Multi-spot metering


In photography, the metering mode refers to the way that a camera determines the exposure. There are typically, 3 kinds of metering:

  • spot
  • center-weighted average
  • multi-zone or multi-spot

Spot metering typically works by using the focus point for the source of the metering. Center-weighted average places a higher emphasis on the center spot, but includes the rest of the frame as part of the average. Multi-zone or multi-spot is similar to spot metering, but it allows you to select more than one spot (you’ll probably see diminishing returns somewhere between 3 and 5 spots). Multi-spot can be helpful if the frame includes some extremes of light and dark.

Center Spot Metering

I wanted to take another stab at shooting the Symantec Cafe at sunrise with multi-spot (multi-zone?) metering to see if I could keep from blowing out the sky. All of these shots were taken on a tripod (no changes to the tripod between shots and the only changes to the camera were choosing the spot metering locations). First, I did a shot with spot metering using the default center spot. As you might expect from looking at the picture, the sky was too light and the histogram shows that the highlights were blown out.

Multi-Spot Metering

This is the same shot, but this time, I’ve taken several spot meters (the Canon 1Ds Mark II will record up to 8 of them for a single shot). One of the sky above the cafe, one of the reflection, and one of the dark areas near the umbrellas. You may be able to tell that there is a difference in the brightness between the sky above the cafe and the the sky at the left side of the picture. The histogram shows this left part is still blown out.

This is the same shot, I did (roughly) the same spot meters (I have to take the camera off the tripod, take the metering and put it back on the tripod, so they’re not exactly the same), but this time I added one on the left side, right above the cafe, where things are the brightest. You should be able to see that none of the sky looks pure white, and the histogram agrees that none of the highlights are clipped.

The above shots went through Adobe Lightroom 3 for tagging and cataloging purposes, but were otherwise unaltered.

Corrections for 2nd shot

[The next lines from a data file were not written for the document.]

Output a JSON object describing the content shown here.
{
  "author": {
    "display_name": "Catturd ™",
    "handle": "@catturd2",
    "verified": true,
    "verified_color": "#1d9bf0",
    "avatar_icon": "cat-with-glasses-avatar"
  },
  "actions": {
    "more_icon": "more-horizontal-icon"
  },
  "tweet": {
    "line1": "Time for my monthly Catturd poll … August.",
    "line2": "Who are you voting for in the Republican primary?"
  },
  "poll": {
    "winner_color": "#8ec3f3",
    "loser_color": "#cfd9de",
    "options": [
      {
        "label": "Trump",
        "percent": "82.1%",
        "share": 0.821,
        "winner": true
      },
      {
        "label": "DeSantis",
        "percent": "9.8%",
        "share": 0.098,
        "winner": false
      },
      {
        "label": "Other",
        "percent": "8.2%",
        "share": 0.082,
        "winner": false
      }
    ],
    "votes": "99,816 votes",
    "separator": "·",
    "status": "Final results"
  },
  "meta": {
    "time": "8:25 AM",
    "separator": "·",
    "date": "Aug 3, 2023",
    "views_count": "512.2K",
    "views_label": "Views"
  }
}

This is the second shot, processed in Adobe Lightroom 3 with Auto White Balance, and Auto Tone. The colors are slightly warmer, and given that it’s sunrise, I think it looks better. You can still see that the left side of the sky and the bottom left part of the reflection are too bright, and the rest of the picture is still a little too dark.

Corrections for 3rd shot

This is the third shot, also processed in Adobe Lightroom 3 with Auto White Balance, and Auto Tone. Here we can see that none of the sky is blown out, which is good, although according to the histogram some of the shadows got clipped. Seems that its always a balancing act.

Of course, since the blinds were drawn in all the windows, you can’t see the lights shining out and the Cafe doesn’t look nearly as interesting.